Problem statement —
Every line in the records below that holds the word "email" is to be copied.

(Stored data)
- Opening Delimiter -

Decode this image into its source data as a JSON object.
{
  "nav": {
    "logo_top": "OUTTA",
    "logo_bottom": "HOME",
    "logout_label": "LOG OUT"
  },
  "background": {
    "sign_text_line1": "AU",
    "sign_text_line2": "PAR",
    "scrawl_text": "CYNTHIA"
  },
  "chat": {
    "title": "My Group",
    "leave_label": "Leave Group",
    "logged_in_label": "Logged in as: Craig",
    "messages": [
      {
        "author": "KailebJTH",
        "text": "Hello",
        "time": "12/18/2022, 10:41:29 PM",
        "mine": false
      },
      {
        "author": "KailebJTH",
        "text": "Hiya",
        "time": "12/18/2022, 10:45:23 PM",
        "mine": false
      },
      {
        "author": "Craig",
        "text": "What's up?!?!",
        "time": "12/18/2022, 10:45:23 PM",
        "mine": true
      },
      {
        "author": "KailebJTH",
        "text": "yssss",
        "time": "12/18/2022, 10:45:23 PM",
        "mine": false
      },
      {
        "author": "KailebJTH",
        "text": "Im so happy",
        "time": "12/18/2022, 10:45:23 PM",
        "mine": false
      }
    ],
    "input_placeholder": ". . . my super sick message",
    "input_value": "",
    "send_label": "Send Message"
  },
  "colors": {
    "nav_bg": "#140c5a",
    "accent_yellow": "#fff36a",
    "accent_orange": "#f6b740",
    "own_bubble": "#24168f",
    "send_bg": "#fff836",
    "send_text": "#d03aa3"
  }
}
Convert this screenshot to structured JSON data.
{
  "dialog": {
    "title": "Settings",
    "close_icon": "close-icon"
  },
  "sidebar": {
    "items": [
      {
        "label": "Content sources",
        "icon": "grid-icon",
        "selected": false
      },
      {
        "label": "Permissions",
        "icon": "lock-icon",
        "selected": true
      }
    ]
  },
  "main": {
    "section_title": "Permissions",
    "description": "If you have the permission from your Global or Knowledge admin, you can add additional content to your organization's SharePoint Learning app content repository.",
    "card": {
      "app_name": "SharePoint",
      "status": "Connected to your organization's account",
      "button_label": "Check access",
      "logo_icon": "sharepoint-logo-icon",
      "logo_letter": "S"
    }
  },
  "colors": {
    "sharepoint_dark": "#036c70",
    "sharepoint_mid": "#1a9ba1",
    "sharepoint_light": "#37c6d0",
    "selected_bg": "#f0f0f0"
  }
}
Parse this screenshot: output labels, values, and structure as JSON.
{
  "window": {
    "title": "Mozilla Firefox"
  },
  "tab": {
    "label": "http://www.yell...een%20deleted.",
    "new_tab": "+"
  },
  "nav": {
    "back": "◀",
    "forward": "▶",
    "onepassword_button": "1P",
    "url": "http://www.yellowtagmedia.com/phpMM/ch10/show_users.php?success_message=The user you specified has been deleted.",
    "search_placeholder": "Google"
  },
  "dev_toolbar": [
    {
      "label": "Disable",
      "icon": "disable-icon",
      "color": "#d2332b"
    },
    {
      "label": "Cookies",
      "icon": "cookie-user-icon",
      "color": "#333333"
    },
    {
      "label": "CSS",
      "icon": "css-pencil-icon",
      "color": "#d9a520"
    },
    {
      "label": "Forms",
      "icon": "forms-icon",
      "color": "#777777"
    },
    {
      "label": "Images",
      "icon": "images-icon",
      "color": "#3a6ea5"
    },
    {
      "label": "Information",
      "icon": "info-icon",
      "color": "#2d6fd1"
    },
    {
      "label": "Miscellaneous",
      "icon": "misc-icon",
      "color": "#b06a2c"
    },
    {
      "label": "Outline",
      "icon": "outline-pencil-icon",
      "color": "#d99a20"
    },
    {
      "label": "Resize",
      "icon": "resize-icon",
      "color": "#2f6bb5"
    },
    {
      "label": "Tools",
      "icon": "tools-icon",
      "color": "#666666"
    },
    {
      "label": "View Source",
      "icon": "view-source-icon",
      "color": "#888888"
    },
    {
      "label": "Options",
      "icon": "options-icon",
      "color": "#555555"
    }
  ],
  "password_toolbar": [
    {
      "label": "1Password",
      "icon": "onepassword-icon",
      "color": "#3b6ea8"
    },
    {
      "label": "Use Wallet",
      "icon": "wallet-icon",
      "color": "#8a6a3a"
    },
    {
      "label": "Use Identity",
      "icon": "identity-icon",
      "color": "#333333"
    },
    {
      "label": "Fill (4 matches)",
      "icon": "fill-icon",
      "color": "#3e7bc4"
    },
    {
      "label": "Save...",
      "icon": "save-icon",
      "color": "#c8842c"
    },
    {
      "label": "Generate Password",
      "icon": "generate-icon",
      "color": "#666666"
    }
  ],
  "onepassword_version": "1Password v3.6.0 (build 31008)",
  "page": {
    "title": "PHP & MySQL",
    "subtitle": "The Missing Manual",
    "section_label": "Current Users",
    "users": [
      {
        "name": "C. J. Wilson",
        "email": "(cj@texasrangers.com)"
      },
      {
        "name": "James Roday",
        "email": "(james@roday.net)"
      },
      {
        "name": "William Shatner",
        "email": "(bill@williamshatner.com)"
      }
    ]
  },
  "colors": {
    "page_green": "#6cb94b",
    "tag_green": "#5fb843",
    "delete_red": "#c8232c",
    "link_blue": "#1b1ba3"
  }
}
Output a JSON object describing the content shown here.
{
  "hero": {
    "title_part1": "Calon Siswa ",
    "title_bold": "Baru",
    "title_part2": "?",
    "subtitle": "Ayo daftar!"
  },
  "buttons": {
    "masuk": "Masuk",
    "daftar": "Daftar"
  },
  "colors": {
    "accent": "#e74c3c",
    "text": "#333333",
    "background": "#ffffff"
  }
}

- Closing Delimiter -

Exercise solution —
        "email": "(cj@texasrangers.com)"
        "email": "(james@roday.net)"
        "email": "(bill@williamshatner.com)"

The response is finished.